I don’t know if it is a mere coincidence or luck but it is happening with me. Last month, after a break of more than four months, I decided to go on reading spree. I picked up three books, taking them guaranteed for their similarity. But no, each one of them was unique, poles apart in subject matter. I have already written about two, here is third one, Life is What You Make it by Preeti Shenoy. I have been following her, reading reviews of her books but unable to read any, just because my wish list was already very long and then in between I kept picking books recommended by friends, social media etc. As she has written many books, I wasn’t sure for which one I should go. I followed a friend’s suggestion. And it was indeed a good one.
Life is What you Make it begins like a usual, popular love story and just after a few pages I was sure how it was going to end. Nonetheless, I was enjoying it, as I love romantic novels, when suddenly it shattered my perspective and took hold over me by its narrative. I hadn’t expected such a sharp turn in the middle of the story. Of course, there is mention of mental illness in the prologue, but the way the story turned was beyond my imagination.
Life if full of surprises, no doubts about that. Tide may turn either way, it can take you in or it may throw you out. But once you are in, into the deep water, it’s all up to your courage and conviction, your ability to fight and to struggle, and your desire to keep yourself alive. And that is what happens with Ankita Sharma, the protagonist of the novel. She is a disciplined, obedient girl who wants to excel in life. But a small passage of love in her life changes the course of her life. Had only she listened to her inner voice, it could have been altogether a different story. But that what we call the destiny.

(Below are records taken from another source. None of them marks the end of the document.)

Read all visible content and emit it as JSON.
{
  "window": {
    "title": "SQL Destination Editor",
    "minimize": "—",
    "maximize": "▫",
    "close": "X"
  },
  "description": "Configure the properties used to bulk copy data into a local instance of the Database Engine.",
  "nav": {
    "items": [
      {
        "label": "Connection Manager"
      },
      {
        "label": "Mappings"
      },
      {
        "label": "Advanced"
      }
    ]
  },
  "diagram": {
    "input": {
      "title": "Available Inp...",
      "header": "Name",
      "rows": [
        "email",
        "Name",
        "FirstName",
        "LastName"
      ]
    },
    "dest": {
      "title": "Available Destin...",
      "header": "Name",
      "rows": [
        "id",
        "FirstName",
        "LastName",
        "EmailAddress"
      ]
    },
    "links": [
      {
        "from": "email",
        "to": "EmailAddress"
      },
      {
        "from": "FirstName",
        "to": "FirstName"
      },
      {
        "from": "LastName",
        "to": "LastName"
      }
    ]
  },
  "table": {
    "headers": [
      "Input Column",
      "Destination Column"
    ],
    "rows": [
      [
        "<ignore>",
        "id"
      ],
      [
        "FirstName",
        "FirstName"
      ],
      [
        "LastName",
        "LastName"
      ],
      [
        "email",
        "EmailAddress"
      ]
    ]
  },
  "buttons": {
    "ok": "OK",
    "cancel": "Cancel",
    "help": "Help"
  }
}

A sensitive issue has been dealt in the most sophisticated manner. It is a book that gives us hope: hope to survive, hope to struggle; how to be winner, how to find alternatives and above all hope to not to be hopeless. Also it warns us not to be blind to follow a race: race for materialistic life or for dreams or for wealth or for happiness. This is my conclusion as a reader, writer’s perspectives or yours may vary. But it is a good book. The readers looking for an intense love story may face disappointment but those who just want to read a good story will certainly enjoy it.